### Assignment
Please return all lines from the records below that include the string "down".

### Recorded data
▬▬▬▬▬▬▬▬▬▬
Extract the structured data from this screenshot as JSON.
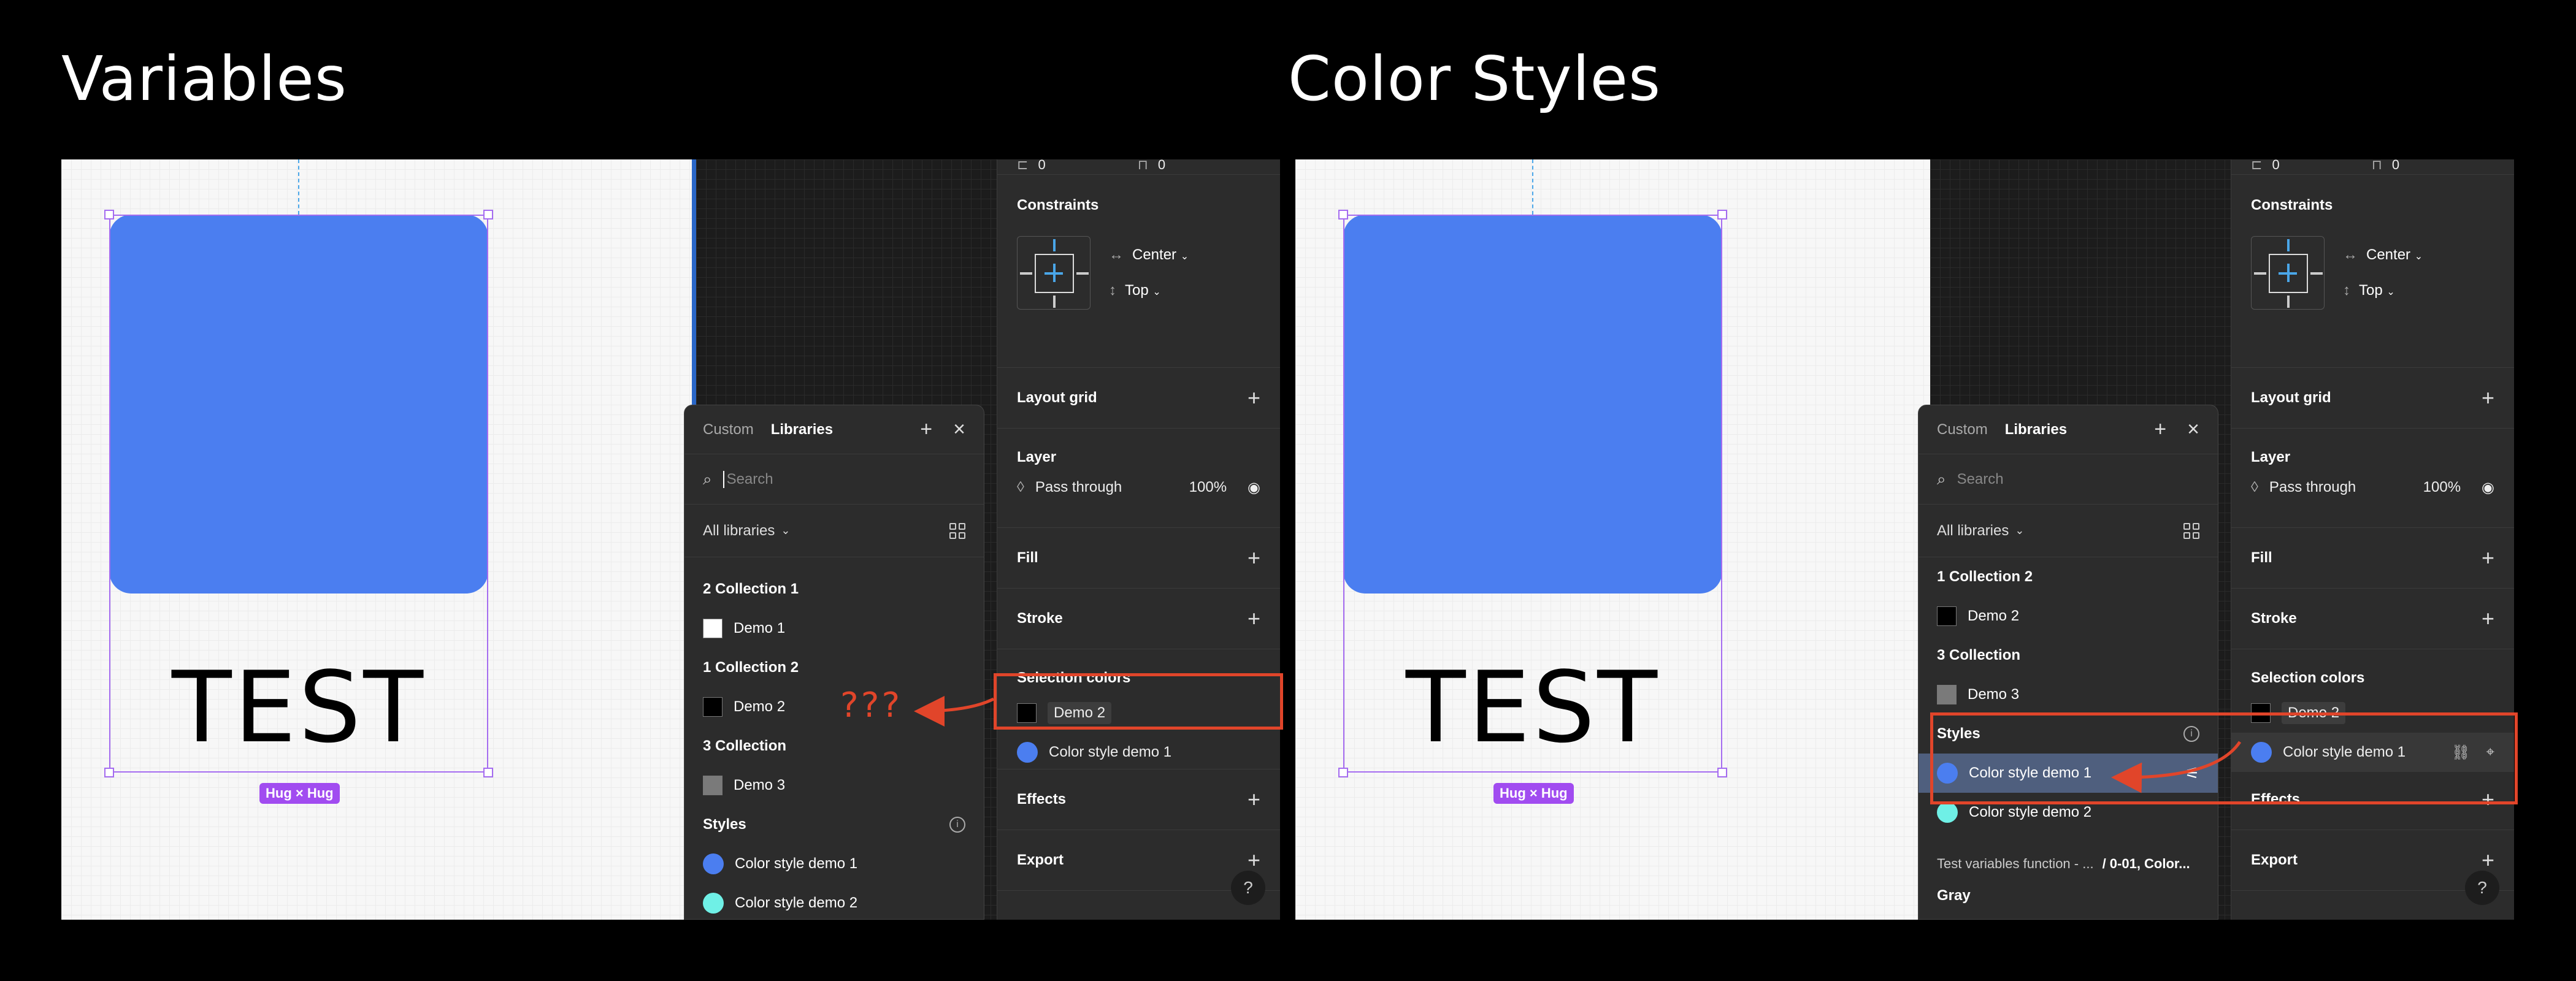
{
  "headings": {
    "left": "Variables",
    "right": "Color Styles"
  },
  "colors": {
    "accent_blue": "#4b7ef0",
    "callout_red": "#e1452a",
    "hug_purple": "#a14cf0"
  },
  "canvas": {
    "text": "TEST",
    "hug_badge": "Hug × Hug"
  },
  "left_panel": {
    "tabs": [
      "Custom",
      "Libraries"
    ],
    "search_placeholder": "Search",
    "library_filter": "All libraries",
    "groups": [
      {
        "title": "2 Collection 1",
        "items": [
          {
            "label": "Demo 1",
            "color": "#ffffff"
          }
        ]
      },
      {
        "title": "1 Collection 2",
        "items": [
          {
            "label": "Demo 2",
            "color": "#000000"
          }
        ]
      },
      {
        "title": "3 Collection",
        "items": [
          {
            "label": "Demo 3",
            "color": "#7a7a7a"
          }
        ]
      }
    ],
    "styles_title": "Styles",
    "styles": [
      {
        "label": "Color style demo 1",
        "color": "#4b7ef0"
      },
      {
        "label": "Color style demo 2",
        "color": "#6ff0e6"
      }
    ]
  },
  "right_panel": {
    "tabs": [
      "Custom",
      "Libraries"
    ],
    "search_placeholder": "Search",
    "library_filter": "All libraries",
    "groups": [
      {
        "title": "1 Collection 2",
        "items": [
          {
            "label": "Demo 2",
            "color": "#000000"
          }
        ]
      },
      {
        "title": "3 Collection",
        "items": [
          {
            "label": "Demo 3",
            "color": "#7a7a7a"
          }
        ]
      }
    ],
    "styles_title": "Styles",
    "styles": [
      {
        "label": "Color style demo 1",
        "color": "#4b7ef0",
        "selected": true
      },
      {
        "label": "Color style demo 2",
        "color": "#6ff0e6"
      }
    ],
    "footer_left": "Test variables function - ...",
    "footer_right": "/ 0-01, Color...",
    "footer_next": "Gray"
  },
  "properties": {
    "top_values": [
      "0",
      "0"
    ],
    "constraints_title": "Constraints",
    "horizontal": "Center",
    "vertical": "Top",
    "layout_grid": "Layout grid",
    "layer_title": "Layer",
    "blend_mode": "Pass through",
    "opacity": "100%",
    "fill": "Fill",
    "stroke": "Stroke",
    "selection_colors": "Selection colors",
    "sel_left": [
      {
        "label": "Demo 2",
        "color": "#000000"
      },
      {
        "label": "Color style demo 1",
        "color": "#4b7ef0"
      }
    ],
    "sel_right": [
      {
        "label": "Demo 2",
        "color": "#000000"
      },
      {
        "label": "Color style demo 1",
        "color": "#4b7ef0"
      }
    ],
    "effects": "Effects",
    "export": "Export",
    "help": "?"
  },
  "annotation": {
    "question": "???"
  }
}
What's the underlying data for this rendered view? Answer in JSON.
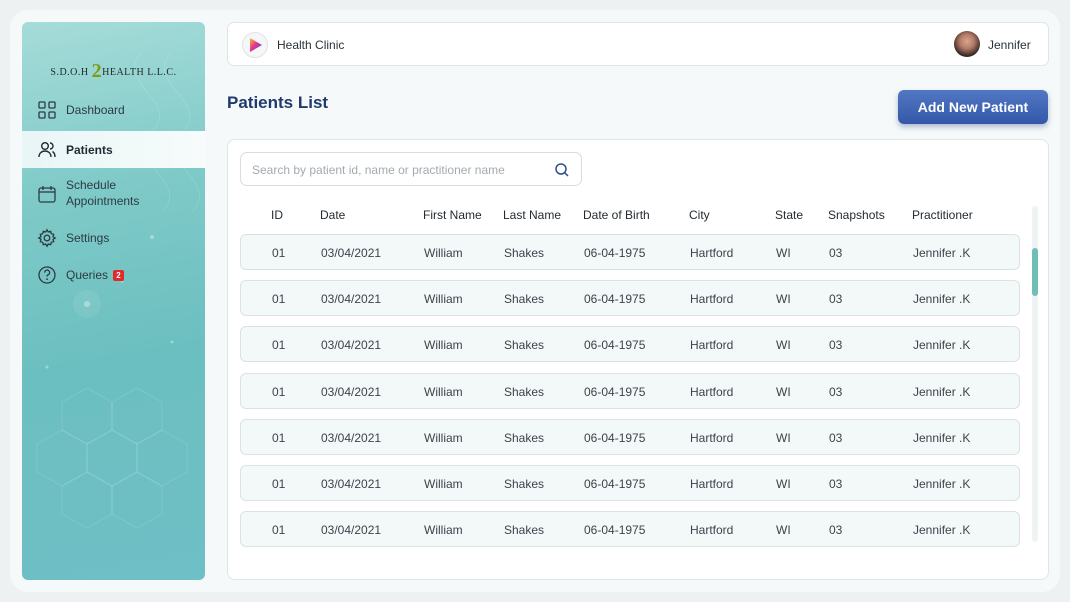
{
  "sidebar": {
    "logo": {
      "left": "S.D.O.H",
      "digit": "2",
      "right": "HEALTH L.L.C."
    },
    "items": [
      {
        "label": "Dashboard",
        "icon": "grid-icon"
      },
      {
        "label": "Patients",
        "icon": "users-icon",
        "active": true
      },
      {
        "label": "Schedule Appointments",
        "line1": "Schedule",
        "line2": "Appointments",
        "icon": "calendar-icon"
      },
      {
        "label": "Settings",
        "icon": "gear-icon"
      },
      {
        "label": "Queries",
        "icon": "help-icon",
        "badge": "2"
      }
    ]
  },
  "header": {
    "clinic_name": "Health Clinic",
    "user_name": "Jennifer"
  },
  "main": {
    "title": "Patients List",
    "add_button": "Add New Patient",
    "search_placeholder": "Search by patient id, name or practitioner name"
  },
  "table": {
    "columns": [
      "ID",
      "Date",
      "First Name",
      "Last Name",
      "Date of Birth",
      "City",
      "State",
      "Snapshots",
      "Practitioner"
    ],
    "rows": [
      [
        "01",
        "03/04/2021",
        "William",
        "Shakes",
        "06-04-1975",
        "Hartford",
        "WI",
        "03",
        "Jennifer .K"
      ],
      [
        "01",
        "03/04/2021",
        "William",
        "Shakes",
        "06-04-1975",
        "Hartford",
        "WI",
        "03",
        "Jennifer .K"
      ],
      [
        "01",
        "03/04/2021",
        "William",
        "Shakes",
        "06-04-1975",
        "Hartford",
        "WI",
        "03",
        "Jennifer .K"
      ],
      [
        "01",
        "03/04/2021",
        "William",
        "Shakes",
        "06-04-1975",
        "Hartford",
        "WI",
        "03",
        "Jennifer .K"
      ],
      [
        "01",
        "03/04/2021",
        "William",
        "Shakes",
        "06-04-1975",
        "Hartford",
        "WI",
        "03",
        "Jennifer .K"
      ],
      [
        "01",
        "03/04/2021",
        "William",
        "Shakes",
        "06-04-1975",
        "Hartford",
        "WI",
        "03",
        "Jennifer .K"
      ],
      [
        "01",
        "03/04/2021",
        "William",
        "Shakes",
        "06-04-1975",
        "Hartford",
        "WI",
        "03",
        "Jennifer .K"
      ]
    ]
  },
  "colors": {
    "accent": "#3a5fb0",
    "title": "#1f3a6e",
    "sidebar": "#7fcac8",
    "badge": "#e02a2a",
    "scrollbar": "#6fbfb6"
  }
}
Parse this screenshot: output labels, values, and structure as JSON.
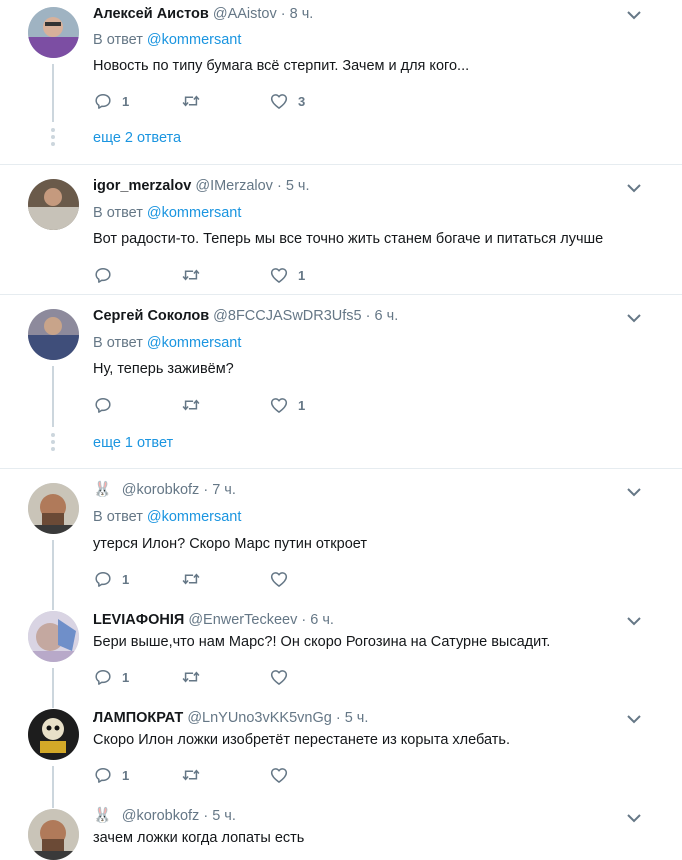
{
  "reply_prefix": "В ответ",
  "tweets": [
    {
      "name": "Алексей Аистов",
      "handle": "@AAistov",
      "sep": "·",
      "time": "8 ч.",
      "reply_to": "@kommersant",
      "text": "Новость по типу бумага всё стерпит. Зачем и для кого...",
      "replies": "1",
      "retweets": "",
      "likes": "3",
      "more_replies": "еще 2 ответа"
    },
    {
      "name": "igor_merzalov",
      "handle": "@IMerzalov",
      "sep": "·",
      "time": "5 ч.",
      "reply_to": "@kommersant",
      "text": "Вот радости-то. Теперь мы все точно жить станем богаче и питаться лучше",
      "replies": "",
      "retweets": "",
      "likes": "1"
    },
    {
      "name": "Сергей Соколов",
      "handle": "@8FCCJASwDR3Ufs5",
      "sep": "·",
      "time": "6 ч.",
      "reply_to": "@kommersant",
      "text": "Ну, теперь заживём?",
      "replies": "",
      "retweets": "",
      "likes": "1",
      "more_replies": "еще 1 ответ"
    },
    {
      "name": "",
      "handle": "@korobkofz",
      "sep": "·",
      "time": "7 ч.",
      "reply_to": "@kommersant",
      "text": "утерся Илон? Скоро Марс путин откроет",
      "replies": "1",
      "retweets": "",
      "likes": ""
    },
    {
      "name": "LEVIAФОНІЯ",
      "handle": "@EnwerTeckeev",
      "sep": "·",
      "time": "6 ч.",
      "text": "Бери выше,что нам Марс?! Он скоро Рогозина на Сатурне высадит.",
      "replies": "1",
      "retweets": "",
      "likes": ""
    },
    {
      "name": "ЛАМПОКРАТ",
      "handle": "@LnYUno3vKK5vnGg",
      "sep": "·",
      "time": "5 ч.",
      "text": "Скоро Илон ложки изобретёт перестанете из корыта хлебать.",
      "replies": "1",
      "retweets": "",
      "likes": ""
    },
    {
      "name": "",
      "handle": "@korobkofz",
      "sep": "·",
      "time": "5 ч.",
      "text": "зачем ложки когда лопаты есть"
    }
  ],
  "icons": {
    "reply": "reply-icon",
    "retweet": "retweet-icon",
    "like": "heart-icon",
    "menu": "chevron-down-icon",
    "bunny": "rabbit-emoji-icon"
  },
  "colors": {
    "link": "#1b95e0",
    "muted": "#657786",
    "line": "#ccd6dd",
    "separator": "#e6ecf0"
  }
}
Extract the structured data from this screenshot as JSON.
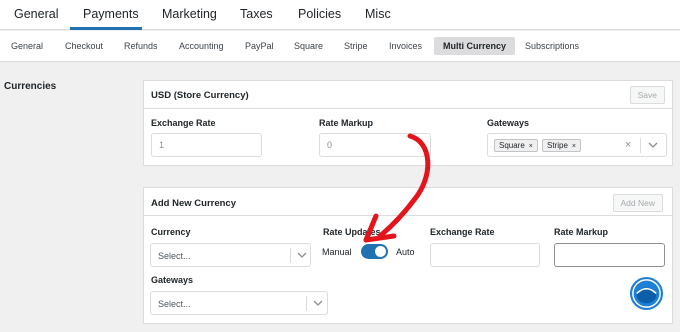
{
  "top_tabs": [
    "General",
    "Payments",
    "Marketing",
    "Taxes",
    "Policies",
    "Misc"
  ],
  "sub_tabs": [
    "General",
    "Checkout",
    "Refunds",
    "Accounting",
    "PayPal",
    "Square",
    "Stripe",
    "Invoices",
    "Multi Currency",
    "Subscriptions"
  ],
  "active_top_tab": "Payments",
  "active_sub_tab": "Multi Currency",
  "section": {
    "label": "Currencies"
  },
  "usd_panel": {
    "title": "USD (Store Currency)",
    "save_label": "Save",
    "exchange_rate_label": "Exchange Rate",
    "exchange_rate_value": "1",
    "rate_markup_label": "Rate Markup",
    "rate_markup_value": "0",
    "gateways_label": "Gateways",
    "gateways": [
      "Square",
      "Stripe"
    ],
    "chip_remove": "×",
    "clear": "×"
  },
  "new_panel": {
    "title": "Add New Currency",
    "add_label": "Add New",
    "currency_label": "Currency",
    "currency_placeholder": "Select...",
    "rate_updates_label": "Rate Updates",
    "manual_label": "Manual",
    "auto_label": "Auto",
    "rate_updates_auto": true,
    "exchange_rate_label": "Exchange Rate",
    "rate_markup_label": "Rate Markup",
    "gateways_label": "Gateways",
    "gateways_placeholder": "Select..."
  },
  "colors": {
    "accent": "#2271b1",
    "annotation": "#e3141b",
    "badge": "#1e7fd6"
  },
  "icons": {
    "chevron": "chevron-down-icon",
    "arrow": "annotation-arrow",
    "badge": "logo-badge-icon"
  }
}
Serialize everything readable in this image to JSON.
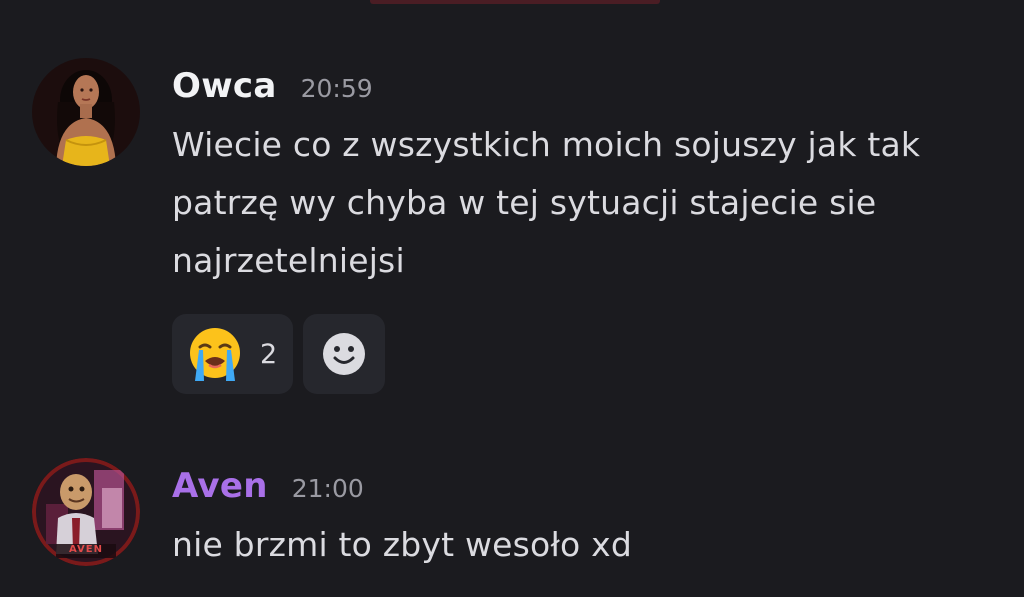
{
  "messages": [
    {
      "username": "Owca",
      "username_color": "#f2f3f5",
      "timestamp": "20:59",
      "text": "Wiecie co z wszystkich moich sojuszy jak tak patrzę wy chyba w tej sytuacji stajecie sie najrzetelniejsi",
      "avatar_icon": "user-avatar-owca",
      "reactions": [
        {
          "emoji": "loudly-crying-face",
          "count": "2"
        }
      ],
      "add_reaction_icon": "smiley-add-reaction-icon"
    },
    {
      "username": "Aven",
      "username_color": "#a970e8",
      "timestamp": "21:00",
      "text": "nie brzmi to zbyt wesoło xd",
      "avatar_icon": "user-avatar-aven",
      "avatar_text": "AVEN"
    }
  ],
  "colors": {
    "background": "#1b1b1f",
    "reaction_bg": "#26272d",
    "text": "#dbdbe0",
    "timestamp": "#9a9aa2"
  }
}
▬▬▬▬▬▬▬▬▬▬
### Response box
    "menu": "chevron-down-icon",
    "chevron": "chevron-down-icon",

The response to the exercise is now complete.